- Task item -
Go through the listing and copy each line that has the string "suited" in it.

- Supplied entries -

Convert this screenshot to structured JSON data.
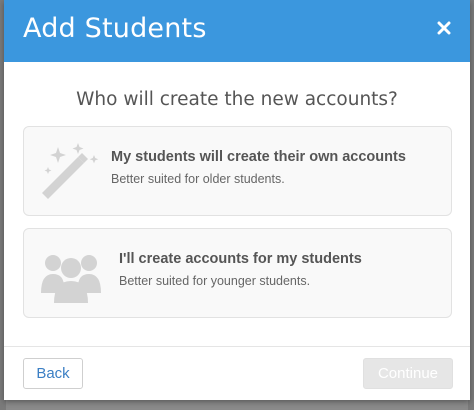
{
  "modal": {
    "title": "Add Students",
    "close_icon": "close-icon",
    "question": "Who will create the new accounts?"
  },
  "options": [
    {
      "icon": "magic-wand-icon",
      "title": "My students will create their own accounts",
      "subtitle": "Better suited for older students."
    },
    {
      "icon": "people-group-icon",
      "title": "I'll create accounts for my students",
      "subtitle": "Better suited for younger students."
    }
  ],
  "footer": {
    "back_label": "Back",
    "continue_label": "Continue",
    "continue_enabled": false
  },
  "colors": {
    "header": "#3b97de",
    "icon": "#d3d3d3",
    "back_text": "#3b7fc4",
    "continue_disabled_bg": "#e6e6e6"
  }
}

- Result of the task -
      "subtitle": "Better suited for older students."
      "subtitle": "Better suited for younger students."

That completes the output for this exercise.